> WORK ITEM:
Each line of the entries below that holds "icon" is needed, copied in full.
EXTRACTED INFORMATION Start Marker
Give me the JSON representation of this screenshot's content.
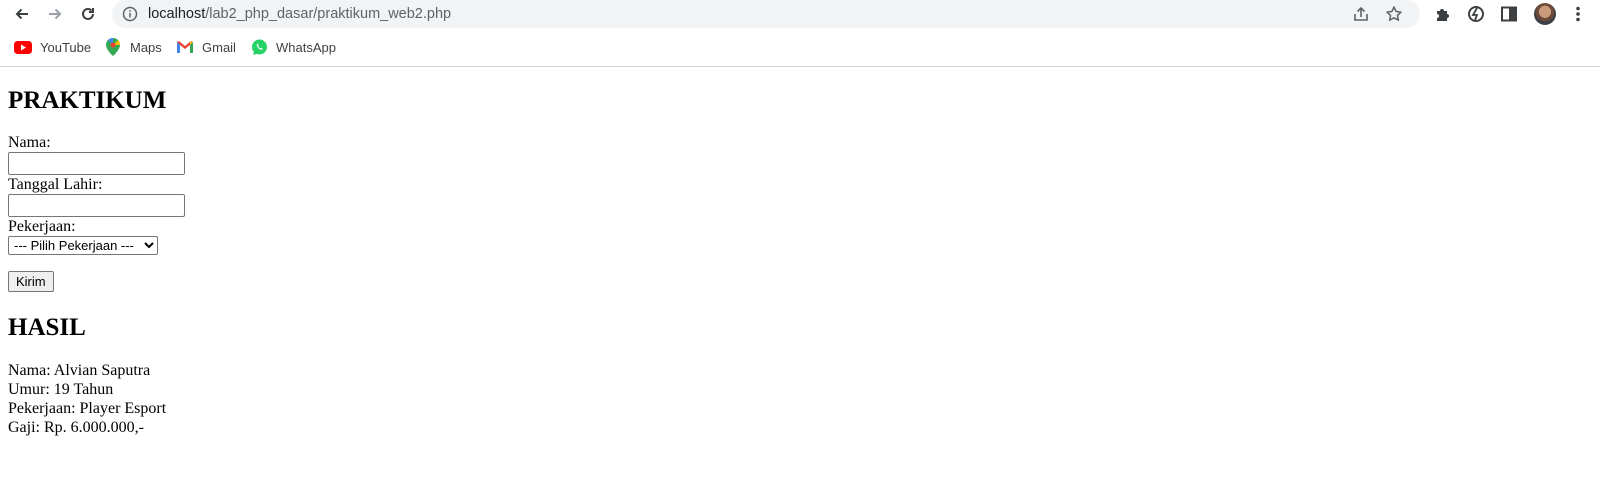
{
  "browser": {
    "url_host": "localhost",
    "url_path": "/lab2_php_dasar/praktikum_web2.php",
    "bookmarks": [
      {
        "label": "YouTube",
        "icon": "youtube-icon"
      },
      {
        "label": "Maps",
        "icon": "maps-icon"
      },
      {
        "label": "Gmail",
        "icon": "gmail-icon"
      },
      {
        "label": "WhatsApp",
        "icon": "whatsapp-icon"
      }
    ]
  },
  "page": {
    "title": "PRAKTIKUM",
    "form": {
      "nama_label": "Nama:",
      "nama_value": "",
      "tanggal_label": "Tanggal Lahir:",
      "tanggal_value": "",
      "pekerjaan_label": "Pekerjaan:",
      "pekerjaan_selected": "--- Pilih Pekerjaan ---",
      "submit_label": "Kirim"
    },
    "result_title": "HASIL",
    "result": {
      "nama": "Nama: Alvian Saputra",
      "umur": "Umur: 19 Tahun",
      "pekerjaan": "Pekerjaan: Player Esport",
      "gaji": "Gaji: Rp. 6.000.000,-"
    }
  }
}
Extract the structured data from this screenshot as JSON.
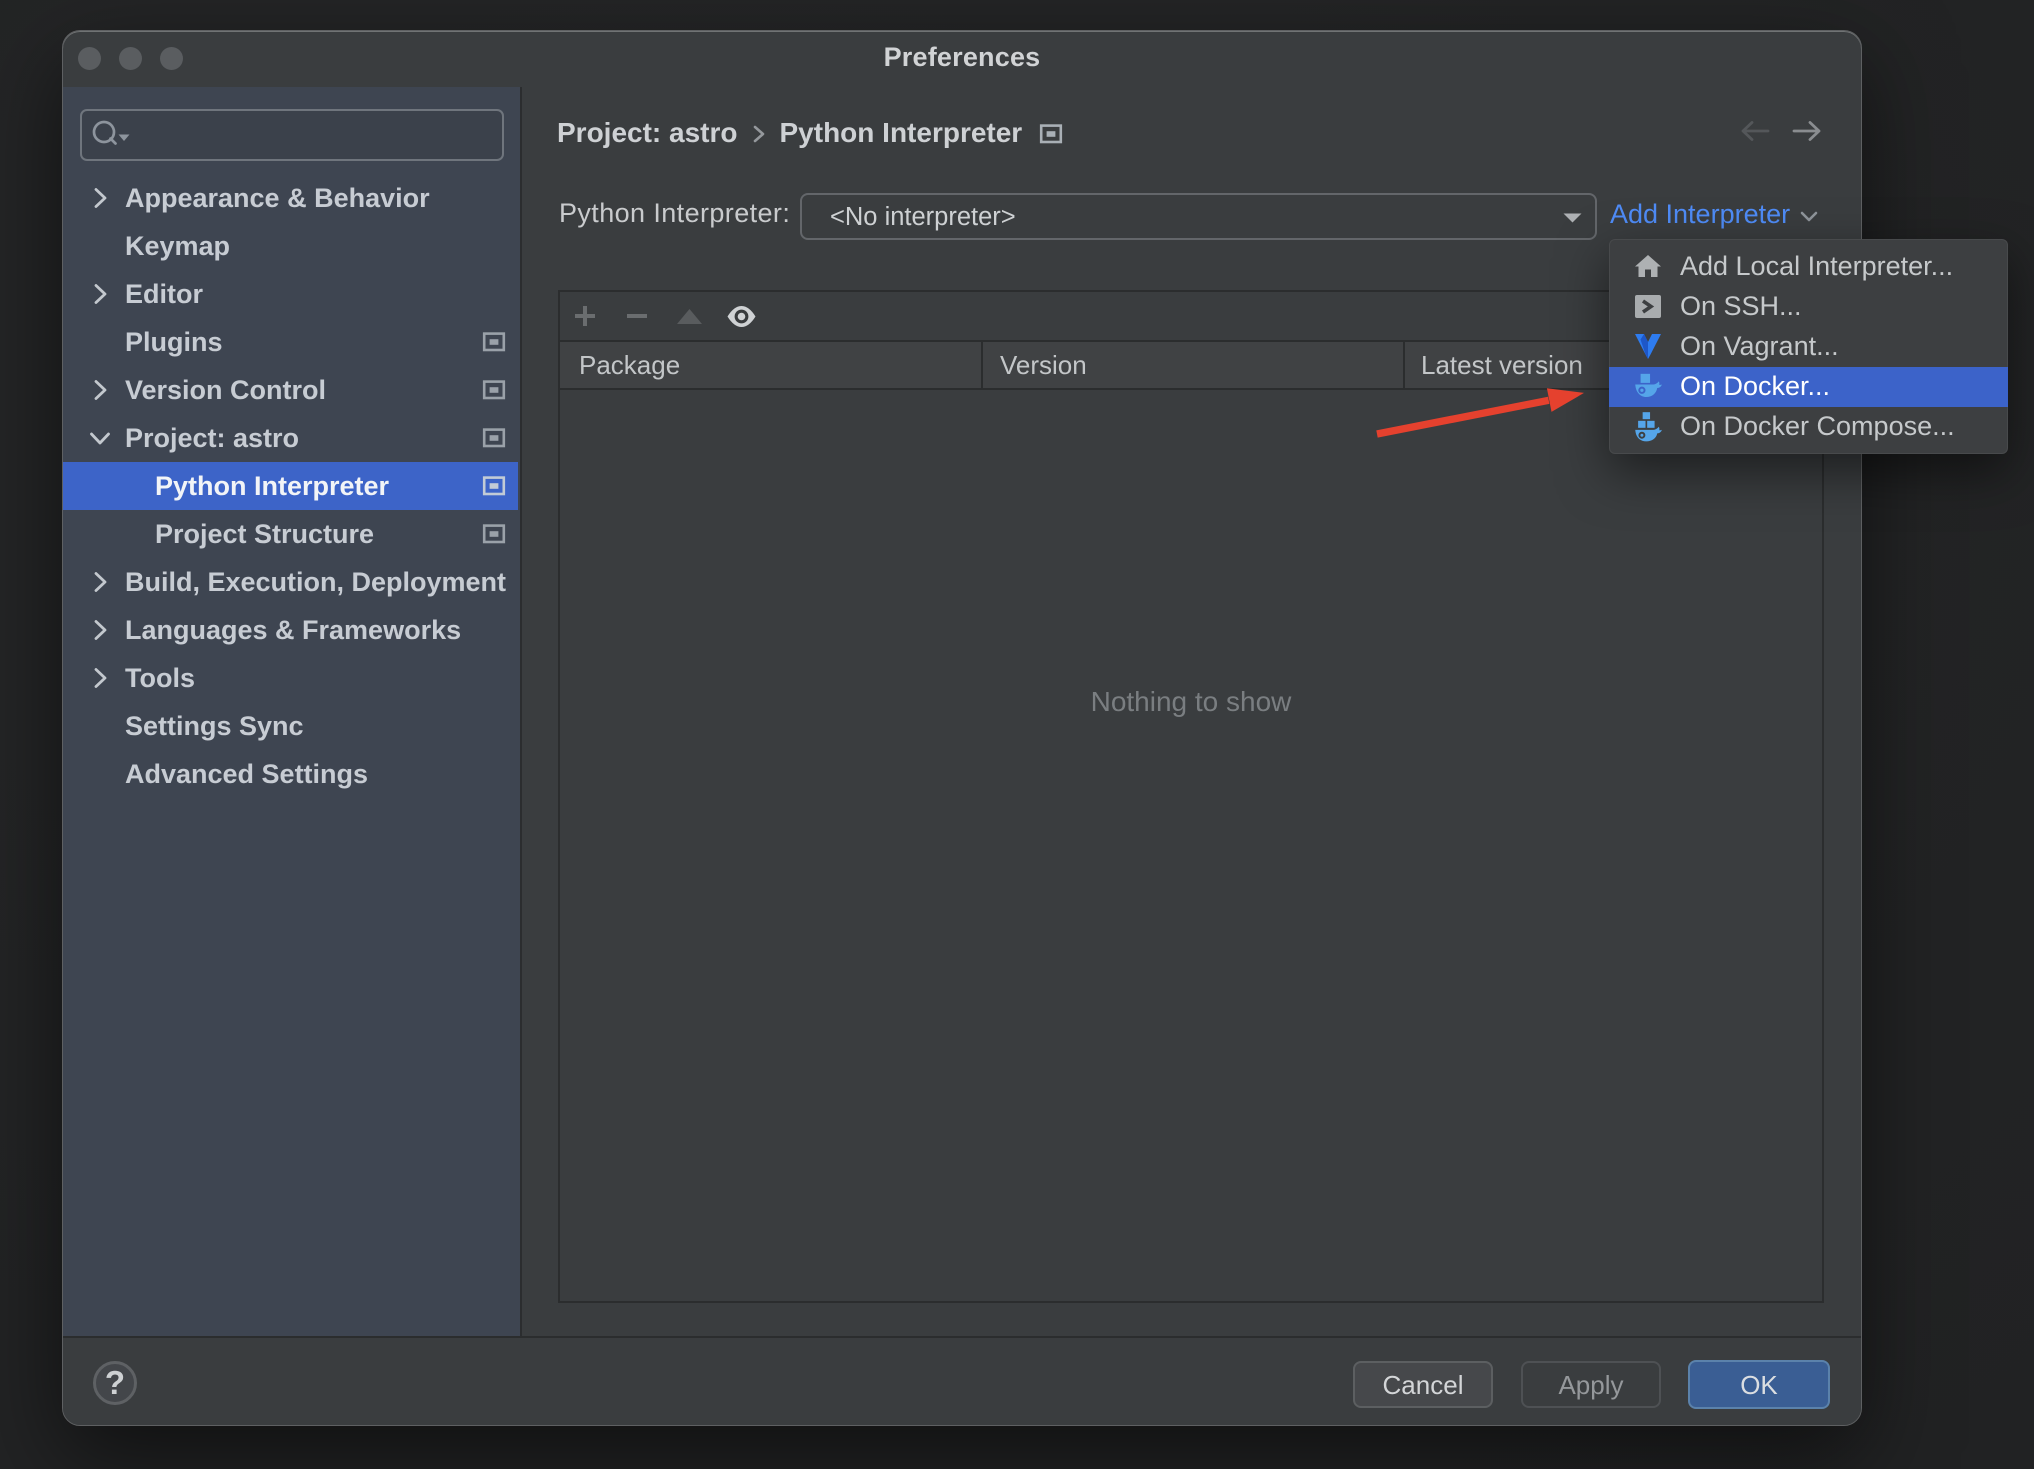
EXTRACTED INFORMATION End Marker
> SOLUTION TO THE PROBLEM:
        "icon": "youtube-icon"
        "icon": "maps-icon"
        "icon": "gmail-icon"
        "icon": "whatsapp-icon"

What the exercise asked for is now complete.